Next week the soggy peanuts could become the "official" snack of South Carolina.
Boiled peanuts could become South Carolina's official snack. 22-year-old Tom Stanford proposed the bill with the backing of students in his Winthrop government club. He says, "They're eaten all over the state and enjoyed at all kinds of occasions."
He has high hopes for the peanut, "I think this is something people can really get behind."
Just ask Burns Corley of Cromer's about the little legumes, "It's a staple food for South Carolinians."
Tucked behind Williams-Brice, his store's been selling sacks of the stuff for 75 years. WIS' Angie Goff spoke with Corley about sales.
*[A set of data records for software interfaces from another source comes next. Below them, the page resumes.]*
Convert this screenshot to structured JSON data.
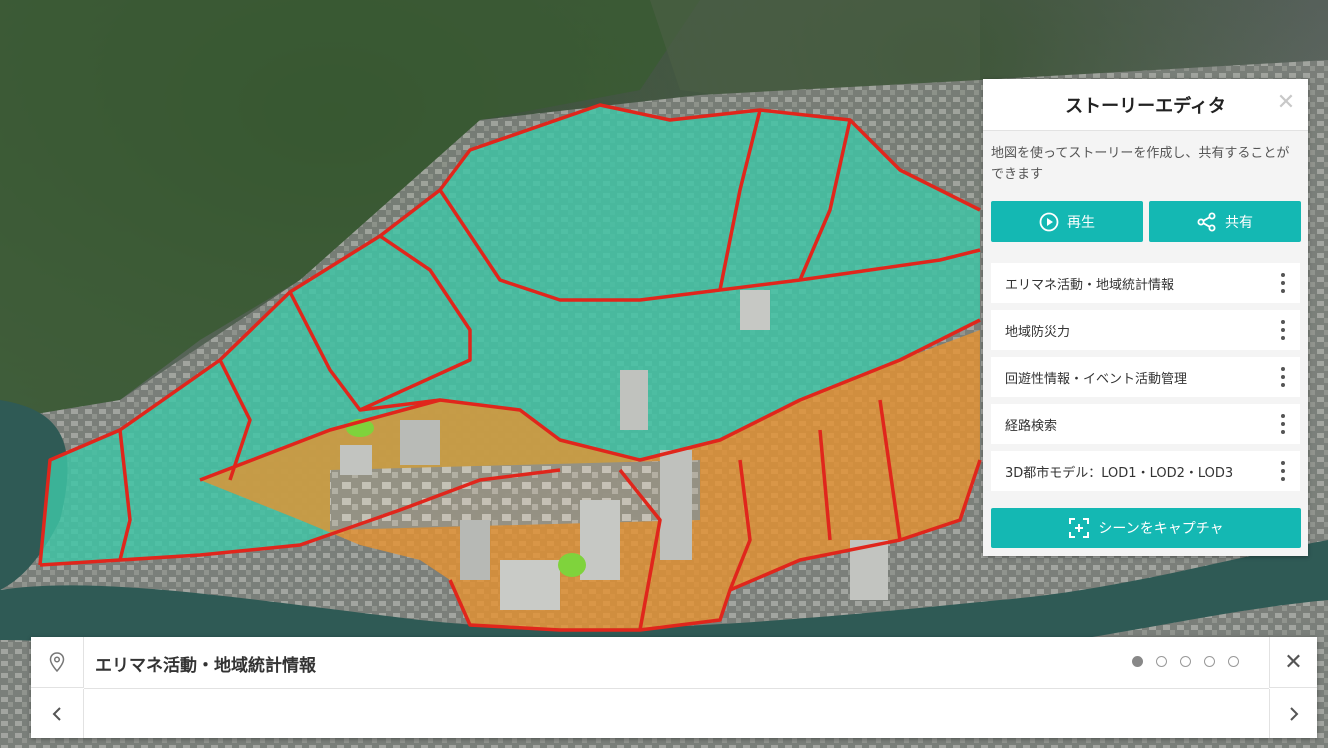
{
  "editor": {
    "title": "ストーリーエディタ",
    "description": "地図を使ってストーリーを作成し、共有することができます",
    "play_label": "再生",
    "share_label": "共有",
    "capture_label": "シーンをキャプチャ",
    "items": [
      {
        "label": "エリマネ活動・地域統計情報"
      },
      {
        "label": "地域防災力"
      },
      {
        "label": "回遊性情報・イベント活動管理"
      },
      {
        "label": "経路検索"
      },
      {
        "label": "3D都市モデル：LOD1・LOD2・LOD3"
      }
    ]
  },
  "storybar": {
    "title": "エリマネ活動・地域統計情報",
    "page_count": 5,
    "current_page": 1
  },
  "colors": {
    "accent": "#14b8b3",
    "boundary_red": "#e0261c",
    "zone_teal": "#3ec6a6",
    "zone_orange": "#e8922e"
  }
}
Angie: How many bags do you sell at USC football games? Burns: Can be anything between 10,000 bags at a game. Angie: That's a lot of peanuts. Burns: That's a lot of peanuts. People love them.
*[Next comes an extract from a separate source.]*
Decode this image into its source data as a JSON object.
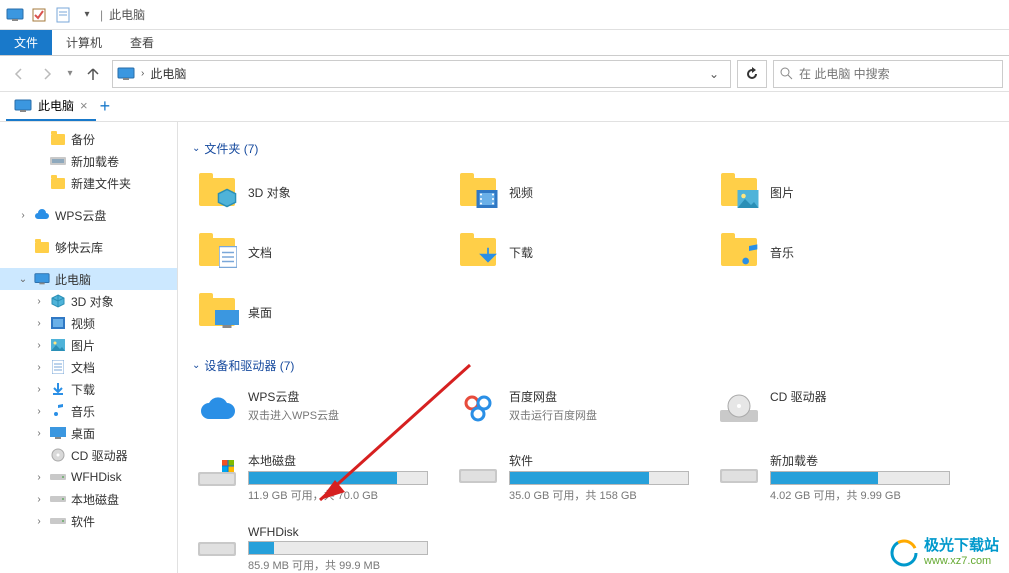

And some downright just need them. One woman told Angie, "I'm pregnant and I'm craving them."
The peanut bill is not in the bag yet. It passed the House and is now in the Senate. If it makes it the salty treat will join the ranks of other official South Carolina favorites.
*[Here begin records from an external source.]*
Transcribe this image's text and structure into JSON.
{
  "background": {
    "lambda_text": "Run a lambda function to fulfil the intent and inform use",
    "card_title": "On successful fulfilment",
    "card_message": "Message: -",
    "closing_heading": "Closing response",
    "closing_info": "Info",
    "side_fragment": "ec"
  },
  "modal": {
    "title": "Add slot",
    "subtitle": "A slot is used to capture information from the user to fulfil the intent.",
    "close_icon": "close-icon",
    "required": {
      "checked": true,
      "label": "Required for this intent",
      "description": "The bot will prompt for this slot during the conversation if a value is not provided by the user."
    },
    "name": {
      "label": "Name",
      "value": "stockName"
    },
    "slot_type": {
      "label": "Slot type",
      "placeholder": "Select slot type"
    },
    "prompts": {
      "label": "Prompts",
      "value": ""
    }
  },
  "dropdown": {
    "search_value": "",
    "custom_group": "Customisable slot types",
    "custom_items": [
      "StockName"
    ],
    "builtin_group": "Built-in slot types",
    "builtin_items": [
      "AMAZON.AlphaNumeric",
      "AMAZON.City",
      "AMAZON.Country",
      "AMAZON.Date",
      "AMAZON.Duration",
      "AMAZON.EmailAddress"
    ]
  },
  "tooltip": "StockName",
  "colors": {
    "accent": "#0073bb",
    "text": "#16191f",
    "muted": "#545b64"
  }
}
Elaine Nichols is a curator of history, and a supporter of the bill, "It's a major part of South Carolina culture."
Last week the governor signed the sweet grass bill, making the basket the state's official handcraft.
The baskets are part of the state's history, according to Elaine, "Africans came to South Carolina. They brought the sweet grass basket-making traditions with them."
"You could actually pour water in them."
From baskets, to beverage. Carolina-grown tea is already South Carolina's official drink. It's culture in a cup, and in color. Artist Paula Bowers says, "It's being worked into a book that highlights great things about Columbia."
The boiled peanut could make the next page soon. But it'll have to shell off a little competition first.
Tom's concern is, "about the pork rind lobby intercepting our momentum."
But bill or no bill, some Carolinians can't get enough of one tasty tradition.